*Extracted entries*.
********

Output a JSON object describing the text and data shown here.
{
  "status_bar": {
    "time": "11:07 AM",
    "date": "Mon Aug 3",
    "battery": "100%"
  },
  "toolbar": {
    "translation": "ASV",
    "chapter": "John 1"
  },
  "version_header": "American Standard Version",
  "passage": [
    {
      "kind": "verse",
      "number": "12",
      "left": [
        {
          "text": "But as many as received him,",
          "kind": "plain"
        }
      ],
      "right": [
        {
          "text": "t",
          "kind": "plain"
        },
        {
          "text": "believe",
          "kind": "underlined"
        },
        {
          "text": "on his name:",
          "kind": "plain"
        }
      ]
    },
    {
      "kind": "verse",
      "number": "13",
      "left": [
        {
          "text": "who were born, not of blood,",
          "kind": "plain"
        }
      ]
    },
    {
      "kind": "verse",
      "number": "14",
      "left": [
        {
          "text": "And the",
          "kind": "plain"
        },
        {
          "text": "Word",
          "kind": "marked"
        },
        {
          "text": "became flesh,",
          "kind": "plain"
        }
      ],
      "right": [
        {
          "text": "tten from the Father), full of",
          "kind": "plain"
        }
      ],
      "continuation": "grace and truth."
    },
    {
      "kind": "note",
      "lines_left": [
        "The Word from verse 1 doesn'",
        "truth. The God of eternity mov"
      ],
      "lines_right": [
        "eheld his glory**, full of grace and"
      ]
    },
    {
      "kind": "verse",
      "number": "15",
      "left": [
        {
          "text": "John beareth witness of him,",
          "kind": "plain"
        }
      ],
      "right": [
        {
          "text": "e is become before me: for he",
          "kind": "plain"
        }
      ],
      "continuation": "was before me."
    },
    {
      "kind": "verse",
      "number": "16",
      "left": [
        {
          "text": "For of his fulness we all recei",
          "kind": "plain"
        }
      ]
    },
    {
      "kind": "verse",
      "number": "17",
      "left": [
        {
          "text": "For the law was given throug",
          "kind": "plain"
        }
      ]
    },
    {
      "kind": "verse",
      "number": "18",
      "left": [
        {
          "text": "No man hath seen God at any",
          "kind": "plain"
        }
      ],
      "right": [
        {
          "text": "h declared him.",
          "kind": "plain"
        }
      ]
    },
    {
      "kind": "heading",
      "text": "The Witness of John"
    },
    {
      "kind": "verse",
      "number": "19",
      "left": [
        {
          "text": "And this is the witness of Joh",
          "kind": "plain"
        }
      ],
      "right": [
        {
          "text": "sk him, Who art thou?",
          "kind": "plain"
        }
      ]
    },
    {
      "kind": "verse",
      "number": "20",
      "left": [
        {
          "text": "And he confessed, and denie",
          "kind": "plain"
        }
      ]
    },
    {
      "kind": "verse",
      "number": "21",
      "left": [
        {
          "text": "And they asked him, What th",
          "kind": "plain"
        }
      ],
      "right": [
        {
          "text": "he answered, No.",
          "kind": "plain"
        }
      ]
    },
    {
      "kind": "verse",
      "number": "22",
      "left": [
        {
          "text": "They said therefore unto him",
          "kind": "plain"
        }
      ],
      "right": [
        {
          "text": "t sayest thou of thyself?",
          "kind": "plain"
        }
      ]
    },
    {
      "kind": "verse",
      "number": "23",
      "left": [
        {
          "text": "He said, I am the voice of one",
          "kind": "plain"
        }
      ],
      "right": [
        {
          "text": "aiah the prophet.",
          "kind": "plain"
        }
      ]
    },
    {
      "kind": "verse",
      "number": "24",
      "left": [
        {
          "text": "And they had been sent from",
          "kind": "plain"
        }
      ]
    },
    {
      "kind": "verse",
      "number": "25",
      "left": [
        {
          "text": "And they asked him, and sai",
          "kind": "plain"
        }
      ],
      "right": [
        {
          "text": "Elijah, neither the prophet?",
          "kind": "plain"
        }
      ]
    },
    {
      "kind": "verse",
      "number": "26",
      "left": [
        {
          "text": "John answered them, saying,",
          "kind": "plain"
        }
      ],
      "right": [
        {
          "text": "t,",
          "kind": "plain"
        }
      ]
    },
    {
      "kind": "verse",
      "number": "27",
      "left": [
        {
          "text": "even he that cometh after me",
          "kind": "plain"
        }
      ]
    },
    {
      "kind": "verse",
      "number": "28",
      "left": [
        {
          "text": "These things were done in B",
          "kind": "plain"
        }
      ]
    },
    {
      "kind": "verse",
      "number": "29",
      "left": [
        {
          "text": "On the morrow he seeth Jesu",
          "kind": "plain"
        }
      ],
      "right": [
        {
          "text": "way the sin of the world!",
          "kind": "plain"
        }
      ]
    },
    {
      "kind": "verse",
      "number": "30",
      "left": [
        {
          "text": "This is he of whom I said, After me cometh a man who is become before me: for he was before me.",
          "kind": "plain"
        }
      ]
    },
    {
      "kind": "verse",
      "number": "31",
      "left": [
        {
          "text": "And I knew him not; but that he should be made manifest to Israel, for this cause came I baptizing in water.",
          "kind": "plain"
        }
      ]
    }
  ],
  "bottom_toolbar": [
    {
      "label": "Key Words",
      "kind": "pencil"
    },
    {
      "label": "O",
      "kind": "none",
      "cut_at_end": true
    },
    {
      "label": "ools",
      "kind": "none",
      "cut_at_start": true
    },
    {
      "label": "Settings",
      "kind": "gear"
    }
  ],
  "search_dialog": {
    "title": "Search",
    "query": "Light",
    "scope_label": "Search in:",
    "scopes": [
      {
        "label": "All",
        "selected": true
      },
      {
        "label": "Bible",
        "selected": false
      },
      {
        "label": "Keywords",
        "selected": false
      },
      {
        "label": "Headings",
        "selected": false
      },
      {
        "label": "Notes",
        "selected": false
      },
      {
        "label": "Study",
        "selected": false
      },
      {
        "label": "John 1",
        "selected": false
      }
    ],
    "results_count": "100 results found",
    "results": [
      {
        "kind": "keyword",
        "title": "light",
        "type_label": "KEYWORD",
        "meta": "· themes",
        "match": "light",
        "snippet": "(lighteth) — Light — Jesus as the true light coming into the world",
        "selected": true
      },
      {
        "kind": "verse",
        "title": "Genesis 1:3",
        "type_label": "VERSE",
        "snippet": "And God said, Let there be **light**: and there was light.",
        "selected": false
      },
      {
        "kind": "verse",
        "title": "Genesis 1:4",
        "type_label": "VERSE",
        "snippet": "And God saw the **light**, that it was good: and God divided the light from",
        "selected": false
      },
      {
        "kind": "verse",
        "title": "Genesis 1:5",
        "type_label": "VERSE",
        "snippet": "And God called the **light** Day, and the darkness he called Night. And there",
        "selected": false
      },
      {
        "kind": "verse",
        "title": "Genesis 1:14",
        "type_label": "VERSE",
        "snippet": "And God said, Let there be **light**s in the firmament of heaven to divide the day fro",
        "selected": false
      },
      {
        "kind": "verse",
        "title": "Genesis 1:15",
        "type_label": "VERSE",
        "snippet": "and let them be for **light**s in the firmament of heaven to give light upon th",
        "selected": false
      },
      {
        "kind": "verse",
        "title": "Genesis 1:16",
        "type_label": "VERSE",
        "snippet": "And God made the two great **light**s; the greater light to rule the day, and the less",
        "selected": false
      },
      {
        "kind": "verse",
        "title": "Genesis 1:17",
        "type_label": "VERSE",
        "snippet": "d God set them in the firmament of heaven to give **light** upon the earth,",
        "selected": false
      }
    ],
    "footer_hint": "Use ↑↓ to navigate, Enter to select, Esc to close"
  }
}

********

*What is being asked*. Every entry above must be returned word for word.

*Result for this exercise*.
Output a JSON object describing the text and data shown here.
{
  "status_bar": {
    "time": "11:07 AM",
    "date": "Mon Aug 3",
    "battery": "100%"
  },
  "toolbar": {
    "translation": "ASV",
    "chapter": "John 1"
  },
  "version_header": "American Standard Version",
  "passage": [
    {
      "kind": "verse",
      "number": "12",
      "left": [
        {
          "text": "But as many as received him,",
          "kind": "plain"
        }
      ],
      "right": [
        {
          "text": "t",
          "kind": "plain"
        },
        {
          "text": "believe",
          "kind": "underlined"
        },
        {
          "text": "on his name:",
          "kind": "plain"
        }
      ]
    },
    {
      "kind": "verse",
      "number": "13",
      "left": [
        {
          "text": "who were born, not of blood,",
          "kind": "plain"
        }
      ]
    },
    {
      "kind": "verse",
      "number": "14",
      "left": [
        {
          "text": "And the",
          "kind": "plain"
        },
        {
          "text": "Word",
          "kind": "marked"
        },
        {
          "text": "became flesh,",
          "kind": "plain"
        }
      ],
      "right": [
        {
          "text": "tten from the Father), full of",
          "kind": "plain"
        }
      ],
      "continuation": "grace and truth."
    },
    {
      "kind": "note",
      "lines_left": [
        "The Word from verse 1 doesn'",
        "truth. The God of eternity mov"
      ],
      "lines_right": [
        "eheld his glory**, full of grace and"
      ]
    },
    {
      "kind": "verse",
      "number": "15",
      "left": [
        {
          "text": "John beareth witness of him,",
          "kind": "plain"
        }
      ],
      "right": [
        {
          "text": "e is become before me: for he",
          "kind": "plain"
        }
      ],
      "continuation": "was before me."
    },
    {
      "kind": "verse",
      "number": "16",
      "left": [
        {
          "text": "For of his fulness we all recei",
          "kind": "plain"
        }
      ]
    },
    {
      "kind": "verse",
      "number": "17",
      "left": [
        {
          "text": "For the law was given throug",
          "kind": "plain"
        }
      ]
    },
    {
      "kind": "verse",
      "number": "18",
      "left": [
        {
          "text": "No man hath seen God at any",
          "kind": "plain"
        }
      ],
      "right": [
        {
          "text": "h declared him.",
          "kind": "plain"
        }
      ]
    },
    {
      "kind": "heading",
      "text": "The Witness of John"
    },
    {
      "kind": "verse",
      "number": "19",
      "left": [
        {
          "text": "And this is the witness of Joh",
          "kind": "plain"
        }
      ],
      "right": [
        {
          "text": "sk him, Who art thou?",
          "kind": "plain"
        }
      ]
    },
    {
      "kind": "verse",
      "number": "20",
      "left": [
        {
          "text": "And he confessed, and denie",
          "kind": "plain"
        }
      ]
    },
    {
      "kind": "verse",
      "number": "21",
      "left": [
        {
          "text": "And they asked him, What th",
          "kind": "plain"
        }
      ],
      "right": [
        {
          "text": "he answered, No.",
          "kind": "plain"
        }
      ]
    },
    {
      "kind": "verse",
      "number": "22",
      "left": [
        {
          "text": "They said therefore unto him",
          "kind": "plain"
        }
      ],
      "right": [
        {
          "text": "t sayest thou of thyself?",
          "kind": "plain"
        }
      ]
    },
    {
      "kind": "verse",
      "number": "23",
      "left": [
        {
          "text": "He said, I am the voice of one",
          "kind": "plain"
        }
      ],
      "right": [
        {
          "text": "aiah the prophet.",
          "kind": "plain"
        }
      ]
    },
    {
      "kind": "verse",
      "number": "24",
      "left": [
        {
          "text": "And they had been sent from",
          "kind": "plain"
        }
      ]
    },
    {
      "kind": "verse",
      "number": "25",
      "left": [
        {
          "text": "And they asked him, and sai",
          "kind": "plain"
        }
      ],
      "right": [
        {
          "text": "Elijah, neither the prophet?",
          "kind": "plain"
        }
      ]
    },
    {
      "kind": "verse",
      "number": "26",
      "left": [
        {
          "text": "John answered them, saying,",
          "kind": "plain"
        }
      ],
      "right": [
        {
          "text": "t,",
          "kind": "plain"
        }
      ]
    },
    {
      "kind": "verse",
      "number": "27",
      "left": [
        {
          "text": "even he that cometh after me",
          "kind": "plain"
        }
      ]
    },
    {
      "kind": "verse",
      "number": "28",
      "left": [
        {
          "text": "These things were done in B",
          "kind": "plain"
        }
      ]
    },
    {
      "kind": "verse",
      "number": "29",
      "left": [
        {
          "text": "On the morrow he seeth Jesu",
          "kind": "plain"
        }
      ],
      "right": [
        {
          "text": "way the sin of the world!",
          "kind": "plain"
        }
      ]
    },
    {
      "kind": "verse",
      "number": "30",
      "left": [
        {
          "text": "This is he of whom I said, After me cometh a man who is become before me: for he was before me.",
          "kind": "plain"
        }
      ]
    },
    {
      "kind": "verse",
      "number": "31",
      "left": [
        {
          "text": "And I knew him not; but that he should be made manifest to Israel, for this cause came I baptizing in water.",
          "kind": "plain"
        }
      ]
    }
  ],
  "bottom_toolbar": [
    {
      "label": "Key Words",
      "kind": "pencil"
    },
    {
      "label": "O",
      "kind": "none",
      "cut_at_end": true
    },
    {
      "label": "ools",
      "kind": "none",
      "cut_at_start": true
    },
    {
      "label": "Settings",
      "kind": "gear"
    }
  ],
  "search_dialog": {
    "title": "Search",
    "query": "Light",
    "scope_label": "Search in:",
    "scopes": [
      {
        "label": "All",
        "selected": true
      },
      {
        "label": "Bible",
        "selected": false
      },
      {
        "label": "Keywords",
        "selected": false
      },
      {
        "label": "Headings",
        "selected": false
      },
      {
        "label": "Notes",
        "selected": false
      },
      {
        "label": "Study",
        "selected": false
      },
      {
        "label": "John 1",
        "selected": false
      }
    ],
    "results_count": "100 results found",
    "results": [
      {
        "kind": "keyword",
        "title": "light",
        "type_label": "KEYWORD",
        "meta": "· themes",
        "match": "light",
        "snippet": "(lighteth) — Light — Jesus as the true light coming into the world",
        "selected": true
      },
      {
        "kind": "verse",
        "title": "Genesis 1:3",
        "type_label": "VERSE",
        "snippet": "And God said, Let there be **light**: and there was light.",
        "selected": false
      },
      {
        "kind": "verse",
        "title": "Genesis 1:4",
        "type_label": "VERSE",
        "snippet": "And God saw the **light**, that it was good: and God divided the light from",
        "selected": false
      },
      {
        "kind": "verse",
        "title": "Genesis 1:5",
        "type_label": "VERSE",
        "snippet": "And God called the **light** Day, and the darkness he called Night. And there",
        "selected": false
      },
      {
        "kind": "verse",
        "title": "Genesis 1:14",
        "type_label": "VERSE",
        "snippet": "And God said, Let there be **light**s in the firmament of heaven to divide the day fro",
        "selected": false
      },
      {
        "kind": "verse",
        "title": "Genesis 1:15",
        "type_label": "VERSE",
        "snippet": "and let them be for **light**s in the firmament of heaven to give light upon th",
        "selected": false
      },
      {
        "kind": "verse",
        "title": "Genesis 1:16",
        "type_label": "VERSE",
        "snippet": "And God made the two great **light**s; the greater light to rule the day, and the less",
        "selected": false
      },
      {
        "kind": "verse",
        "title": "Genesis 1:17",
        "type_label": "VERSE",
        "snippet": "d God set them in the firmament of heaven to give **light** upon the earth,",
        "selected": false
      }
    ],
    "footer_hint": "Use ↑↓ to navigate, Enter to select, Esc to close"
  }
}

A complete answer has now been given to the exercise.